“The crawfish mac and cheese is exactly how we do it in the restaurant, but instead of serving it on a beautiful plate, it’s in a pint container,” Blancher explained. “There’s still the panko breadcrumb on top, and a little truffle oil on it,” he added. Next, he is working on bottling the remoulade sauce for sales in Rouses Markets.
Ye Olde College Inn’s crawfish mac and cheese.
“Not only is it sales, but it keeps our brand relevant and expands our brand into a new market,” said Blancher. “What Rouses has done for us has been a win on so many levels.”
“We hope to re-hire everyone as soon as possible, and some were immediately hired back because of this,” Blancher said.
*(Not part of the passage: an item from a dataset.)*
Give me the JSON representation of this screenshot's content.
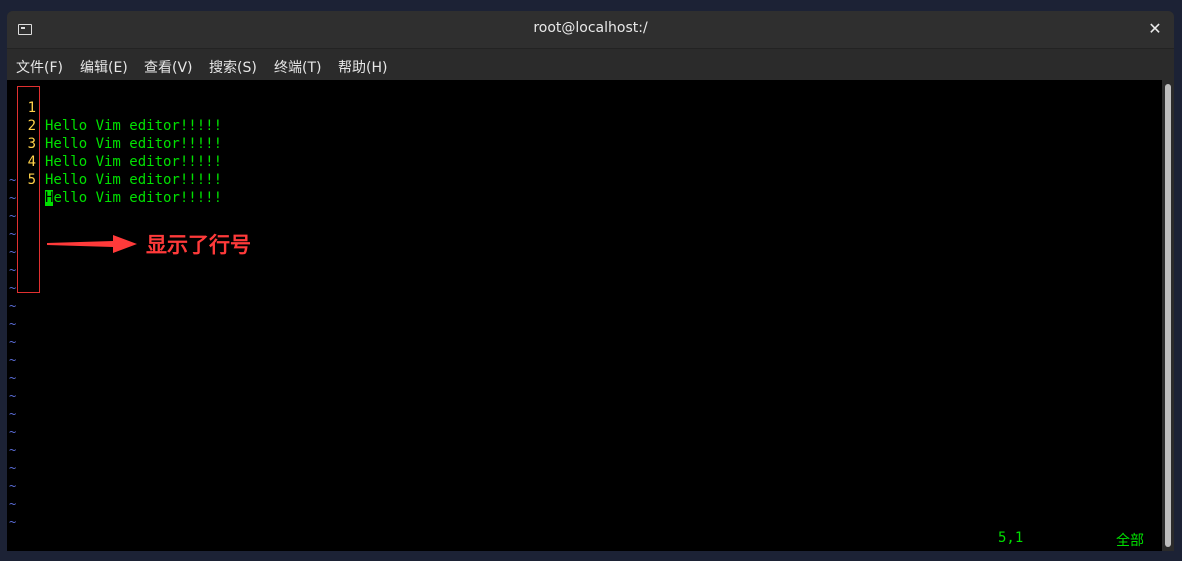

Ye Olde College Inn still has had a few people employed and they’ve stayed busy cooking up packaged meals for Rouses, preparing take-out orders and feeding the national guard in New Orleans.
Staying optimistic, Blancher said, “hopefully things open up again soon and we can get back to hiring everybody. One day we will be better than ever, but right now it’s hard to see that path.”
Melvin Rodrigue, the president of the James Beard award-winning Bourbon Street institution Galatoires, spoke with Fox News about partnering with Rouses for the first time.
Rodrigue explained that the white-tablecloth restaurant specializes in high-end celebrations and private dining, so when the Louisiana governor closed restaurant dining rooms in March, “it drastically affected us.”
“We knew we had to lay off employees, about 130 people, and so we met with them by department,” Rodrigue said. “We thought that they deserved to hear it from us, face to face. Some of them have been with us for decades,” which is especially meaningful for an institution that prides itself on loyal career servers, hospitality, and high quality since 1905.
“We are currently at about 8 to 10 percent of our weekly revenue,” Rodrigue shared. “Uncertainty is one of the scariest parts, even when we re-open, what will we be able to reopen as?”
The opportunity to partner with Rouses allowed Galatoire’s to use some of the staffers retained not only to offer curbside pickup, which proved to be a very hard pivot from elegant fine dining. Now, they have been able to offer some catering and prepare classics in grab-and-go form, like shrimp remoulade and shrimp creole for Rouses Markets, with the profits returning to Galatoires.
Galatoire’s shrimp remoulade, served in the restaurant.
“We’ll get through this together, and this partnership is a prime example of that. We are a strong and resilient community, our hospitality is a very united and strong community and we will certainly need that to get through the next steps,” Rodrigue said. “But, I believe that as a people, New Orleans and Louisiana, we are all strong and we have been through some big ones before.”
Rouses’ fastest-growing item from this initiative is queso from New Orleans’ Mexican restaurant Johnny Sanchez. Chef Miles Landrem told Fox News that just two weeks after the queso started selling in Rouses Markets, they were able to hire back two employees who had been let go due to the social distancing shut-downs in Louisiana. Now represented in 12 Rouses stores, Landrem said they will start working on a way to produce their salsas, but only if they can get the quality right.
He said that they keep in touch with all of the Johnny Sanchez employees who have temporarily lost their jobs and are doing everything they can to support them through this difficult time.
“We’ve applied for the PPP grant,” he said. “We’ve still been doing staff meals, sending staff tips from takeout, and offering regular family meals for staff to pick up,” Landrem added. “A few of them just come in and say hi and check in on us, and we send them home with a sandwich or tacos.”
“We’re very hopefully and optimistic to bring them all back.”